Local girls who want to play baseball have long been able to participate in D.C.’s little league teams. But while many young girls have signed up to play on co-ed teams, many of them don’t stick with the sport the way boys do in puberty and through high school. A new team just for girls provides a safe space for them to work on their skills, beat the boys and envision a future as players. Kojo sits down with the coach of DC Force and two players from the team.

8/6/16 WASHINGTON POST: TRANSGENDER COACH OF ALL-GIRLS BASEBALL TEAM KNOWS ABOUT BREAKING GENDER BARRIERS

The four baseball players sprinting between first and second base were covered in red dirt and sweat.

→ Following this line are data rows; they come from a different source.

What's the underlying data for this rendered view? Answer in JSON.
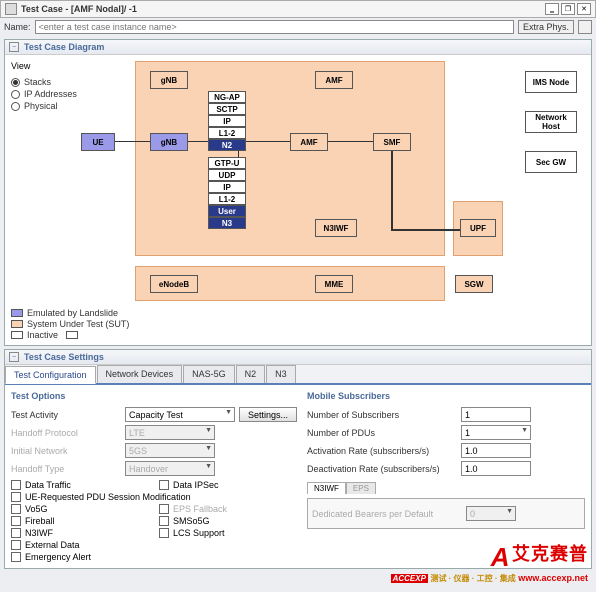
{
  "window": {
    "title": "Test Case - [AMF Nodal]/ -1"
  },
  "name_bar": {
    "label": "Name:",
    "placeholder": "<enter a test case instance name>",
    "extra_phys": "Extra Phys."
  },
  "diagram": {
    "title": "Test Case Diagram",
    "view_label": "View",
    "view_options": {
      "stacks": "Stacks",
      "ip": "IP Addresses",
      "physical": "Physical"
    },
    "nodes": {
      "gnb_top": "gNB",
      "amf_top": "AMF",
      "ims": "IMS Node",
      "nethost": "Network\nHost",
      "secgw": "Sec GW",
      "ue": "UE",
      "gnb": "gNB",
      "amf": "AMF",
      "smf": "SMF",
      "n3iwf": "N3IWF",
      "upf": "UPF",
      "enodeb": "eNodeB",
      "mme": "MME",
      "sgw": "SGW",
      "n2": "N2",
      "n3": "N3",
      "stack1": [
        "NG-AP",
        "SCTP",
        "IP",
        "L1-2"
      ],
      "stack2": [
        "GTP-U",
        "UDP",
        "IP",
        "L1-2",
        "User"
      ]
    },
    "legend": {
      "l1": "Emulated by Landslide",
      "l2": "System Under Test (SUT)",
      "l3": "Inactive"
    }
  },
  "settings": {
    "title": "Test Case Settings",
    "tabs": [
      "Test Configuration",
      "Network Devices",
      "NAS-5G",
      "N2",
      "N3"
    ],
    "test_options": {
      "title": "Test Options",
      "activity_label": "Test Activity",
      "activity_value": "Capacity Test",
      "settings_btn": "Settings...",
      "handoff_proto": "Handoff Protocol",
      "handoff_proto_val": "LTE",
      "initial_net": "Initial Network",
      "initial_net_val": "5GS",
      "handoff_type": "Handoff Type",
      "handoff_type_val": "Handover",
      "checks": {
        "data_traffic": "Data Traffic",
        "data_ipsec": "Data IPSec",
        "ue_req": "UE-Requested PDU Session Modification",
        "vo5g": "Vo5G",
        "eps_fb": "EPS Fallback",
        "fireball": "Fireball",
        "smso5g": "SMSo5G",
        "n3iwf": "N3IWF",
        "lcs": "LCS Support",
        "ext_data": "External Data",
        "emerg": "Emergency Alert"
      }
    },
    "mobile_subs": {
      "title": "Mobile Subscribers",
      "num_subs": "Number of Subscribers",
      "num_subs_val": "1",
      "num_pdus": "Number of PDUs",
      "num_pdus_val": "1",
      "act_rate": "Activation Rate (subscribers/s)",
      "act_rate_val": "1.0",
      "deact_rate": "Deactivation Rate (subscribers/s)",
      "deact_rate_val": "1.0",
      "sub_tabs": [
        "N3IWF",
        "EPS"
      ],
      "ded_bearers": "Dedicated Bearers per Default",
      "ded_bearers_val": "0"
    }
  },
  "watermark": {
    "cn": "艾克赛普",
    "sub": "测试 · 仪器 · 工控 · 集成",
    "url": "www.accexp.net",
    "brand": "ACCEXP"
  }
}
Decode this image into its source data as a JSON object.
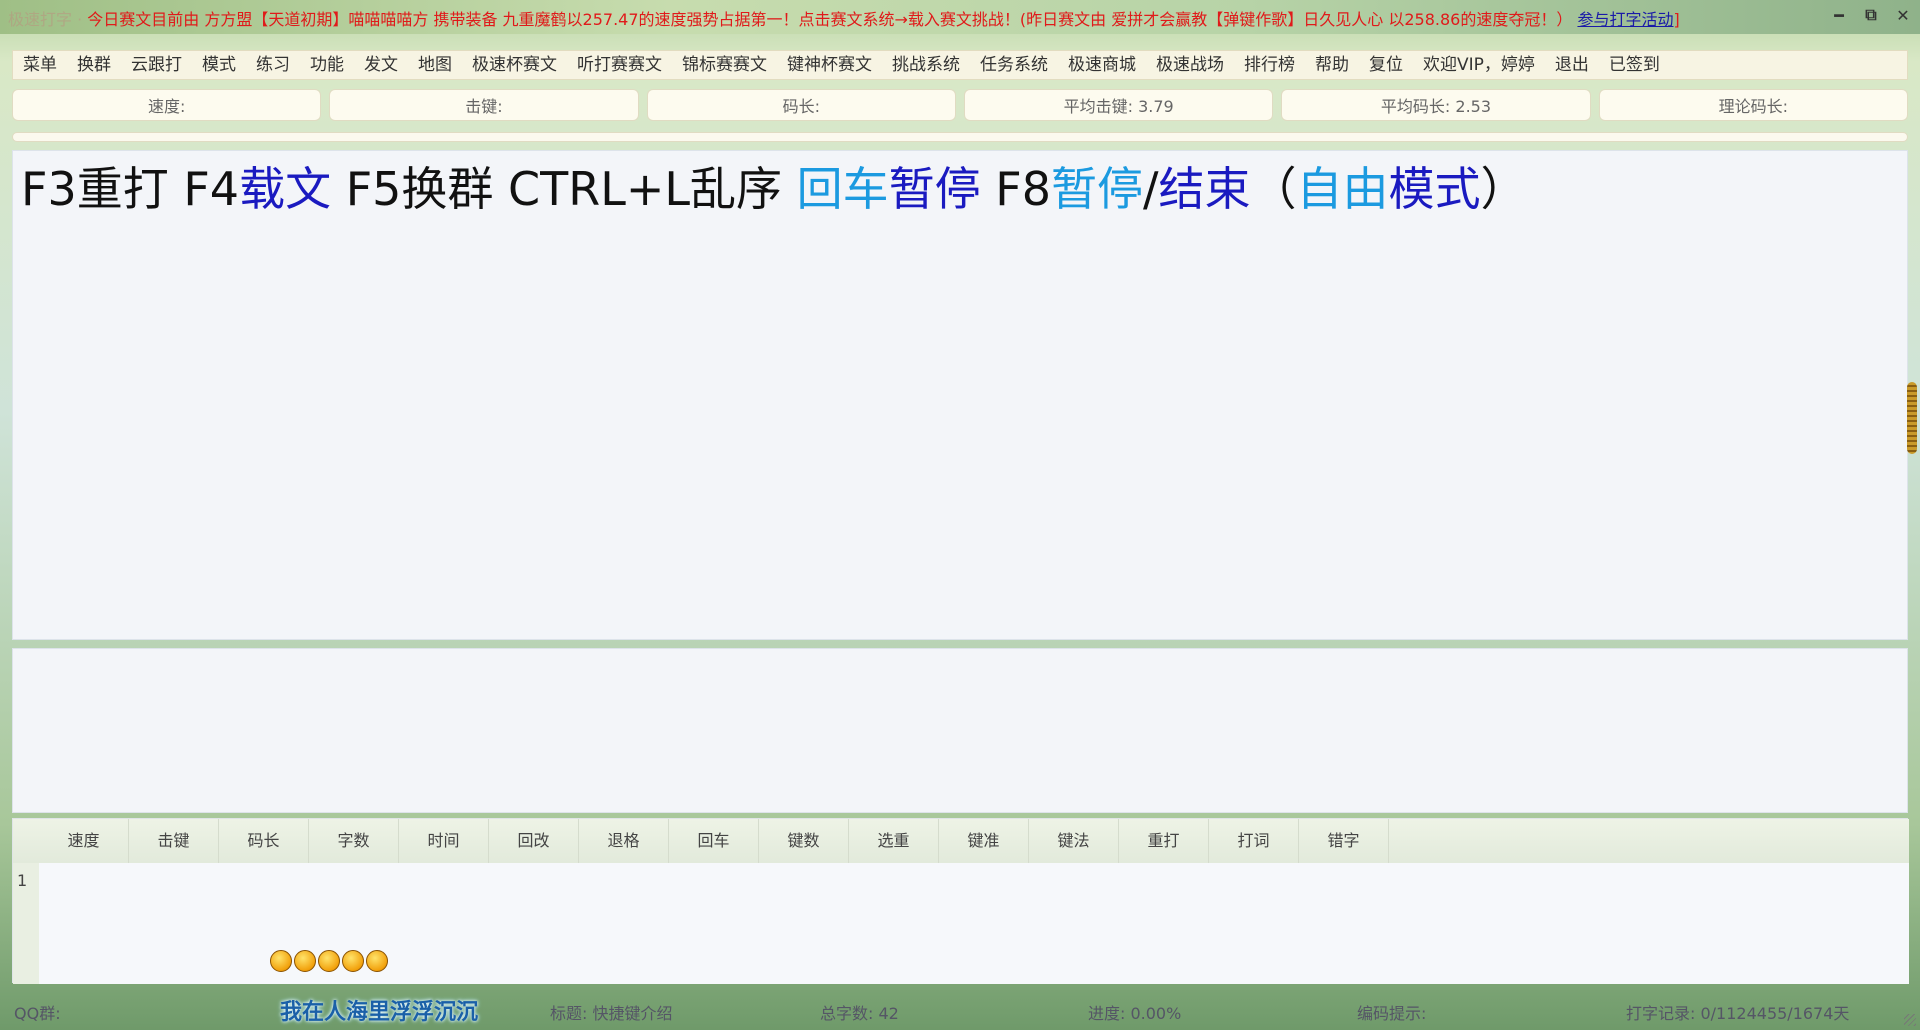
{
  "titlebar": {
    "faded_prefix": "极速打字 ·",
    "marquee": "今日赛文目前由 方方盟【天道初期】喵喵喵喵方 携带装备 九重魔鹤以257.47的速度强势占据第一！点击赛文系统→载入赛文挑战！(昨日赛文由 爱拼才会赢教【弹键作歌】日久见人心 以258.86的速度夺冠！）",
    "link": "参与打字活动",
    "bracket": "]"
  },
  "window_controls": {
    "minimize": "━",
    "restore": "⧉",
    "close": "✕"
  },
  "menu": [
    "菜单",
    "换群",
    "云跟打",
    "模式",
    "练习",
    "功能",
    "发文",
    "地图",
    "极速杯赛文",
    "听打赛赛文",
    "锦标赛赛文",
    "键神杯赛文",
    "挑战系统",
    "任务系统",
    "极速商城",
    "极速战场",
    "排行榜",
    "帮助",
    "复位",
    "欢迎VIP，婷婷",
    "退出",
    "已签到"
  ],
  "stats": {
    "speed": "速度:",
    "keystroke": "击键:",
    "code_length": "码长:",
    "avg_keystroke": "平均击键: 3.79",
    "avg_code_length": "平均码长: 2.53",
    "theory_code_length": "理论码长:"
  },
  "text": {
    "s1": "F3重打 F4",
    "s2": "载文",
    "s3": " F5换群 CTRL+L乱序 ",
    "s4": "回车",
    "s5": "暂停",
    "s6": " F8",
    "s7": "暂停",
    "s8": "/",
    "s9": "结束",
    "s10": "（",
    "s11": "自由",
    "s12": "模式",
    "s13": "）"
  },
  "results": {
    "columns": [
      "速度",
      "击键",
      "码长",
      "字数",
      "时间",
      "回改",
      "退格",
      "回车",
      "键数",
      "选重",
      "键准",
      "键法",
      "重打",
      "打词",
      "错字"
    ],
    "rows": [
      {
        "index": "1"
      }
    ]
  },
  "status": {
    "qq_group": "QQ群:",
    "motto": "我在人海里浮浮沉沉",
    "title": "标题: 快捷键介绍",
    "total_chars": "总字数: 42",
    "progress": "进度: 0.00%",
    "encoding_hint": "编码提示:",
    "typing_record": "打字记录: 0/1124455/1674天"
  },
  "colors": {
    "marquee": "#e01a1a",
    "accent_blue": "#1a1ac0",
    "accent_cyan": "#1b9ae0",
    "coin": "#f2a10c"
  }
}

Even their ponytails were damp and sticky.

“Look, girls, it’s important you’re giving 100 percent,” said Coach Ava Benach, who at 6-foot-3 towered over the young athletes. “You don’t turn your head to look at what others are doing. You just go.”